4. They Don’t Listen to You:
It’s SO very frustrating when others won’t listen to us. Maybe you’ve told your dad five times what you do at your job at Google, but he still asks you every time he sees you, “What is it that you do again?” You want to pull your hair out and you’re so tired of having the same conversation over and over again. You walk away feeling belittled, frustrated and resentful.
Tip: Use the I Feel Formula
The best thing to do here is use the I Feel Formula. The formula is this:
and I need_______________________________.
Here are the instructions:
- You must say an actual feeling after “I feel.” It can’t be “I feel that you should…”
- Be very brief and specific with the “when you” portion. Don’t get long-winded or list 50 things the other person does that bugs you.
- You won’t always know what you need, so it’s OK to leave that part off if you can’t think of anything.
- The other person might come back at you with something nasty or try to pull you into an argument. Just stick to the formula.
5. They Ask for Too Much/Guilt You
It’s not uncommon for family members or friends to ask you for more than you want to give and/or make you feel guilty. This is definitely one of those times that you’ve got to repeat Eleanor Roosevelt’s famous line to yourself: “No one can make you feel inferior without your consent.”
Feeling guilty is all about you. No one can “make” you feel anything. Believe it or not, it’s a choice. And no one can “make you do more than you want.” Again, it’s a choice.
The one and only thing you need to focus on in these instances is your boundaries. Decide what you will and won’t do and end it there.
Let go of the idea that your mom, partner, brother or uncle needs to act a certain way. You can’t control them; you can only control you. This means you can’t be attached to their outcome, only your own.
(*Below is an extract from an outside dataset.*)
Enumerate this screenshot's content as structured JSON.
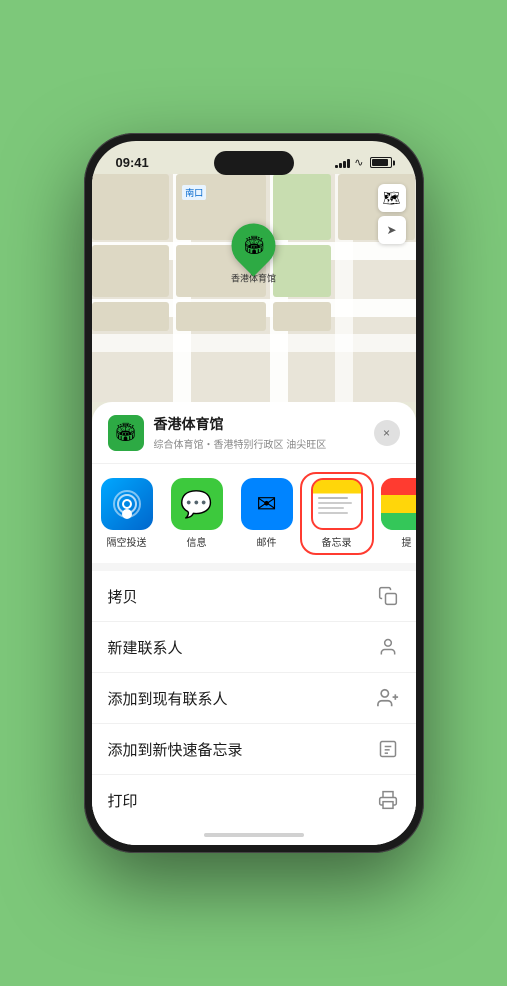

Be in loving detachment as much as possible. Boundary setting needs to come from love, not from frustration, anger or helplessness. Boundaries come from raised self-esteem, empowerment and confidence. Be loving as you draw your boundaries and lovingly detached from the other person’s reactions. People don’t “come around” because they’re forced. They might act differently, but the underlying issue isn’t solved.
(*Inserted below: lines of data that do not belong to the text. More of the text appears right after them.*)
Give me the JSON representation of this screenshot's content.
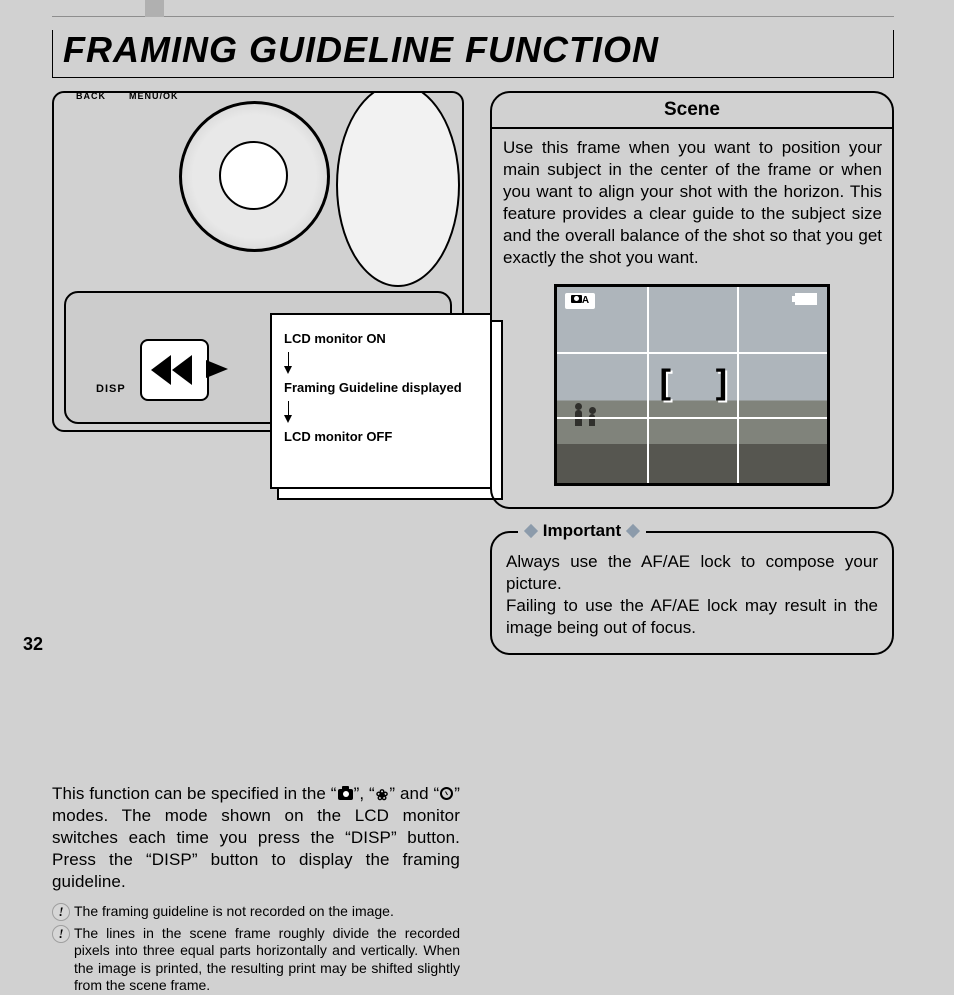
{
  "page": {
    "number": "32",
    "title": "FRAMING GUIDELINE FUNCTION"
  },
  "illustration": {
    "labels": {
      "back": "BACK",
      "menuok": "MENU/OK",
      "disp": "DISP",
      "back2": "BA"
    },
    "callout": {
      "state_on": "LCD monitor ON",
      "state_guideline": "Framing Guideline displayed",
      "state_off": "LCD monitor OFF"
    }
  },
  "intro_text_parts": {
    "a": "This function can be specified in the “",
    "b": "”, “",
    "c": "” and “",
    "d": "” modes. The mode shown on the LCD monitor switches each time you press the “DISP” button. Press the “DISP” button to display the framing guideline."
  },
  "notes": [
    "The framing guideline is not recorded on the image.",
    "The lines in the scene frame roughly divide the recorded pixels into three equal parts horizontally and vertically. When the image is printed, the resulting print may be shifted slightly from the scene frame."
  ],
  "scene": {
    "heading": "Scene",
    "body": "Use this frame when you want to position your main subject in the center of the frame or when you want to align your shot with the horizon. This feature provides a clear guide to the subject size and the overall balance of the shot so that you get exactly the shot you want.",
    "mode_badge_letter": "A"
  },
  "important": {
    "label": "Important",
    "body": "Always use the AF/AE lock to compose your picture.\nFailing to use the AF/AE lock may result in the image being out of focus."
  }
}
Be consistent, no matter what. Don’t threaten or warn. Just say what’s what for you and then follow through with action. Focus on your behavior not your words. Stop talking and start doing. Let your actions speak for themselves. You can tell people your new boundary, but then let your actions do the talking after that. There’s no need to nag or be frustrated. If you’ve set a boundary that you won’t take personal calls at work and your sister keeps calls with emergency dinner questions, don’t be upset: “I told him/her not to call during the day!” Just stop answering the phone.
Self-awareness is key. If you’re not in your moments, you won’t know if someone is crossing a line or not. You need to get off autopilot and get into the here and now.
Even if you miss a boundary crossing/violation – you can ALWAYS come back later and say something. Also, just because something has been going on a long time, doesn’t mean you can’t change the rules or ask for what you need now.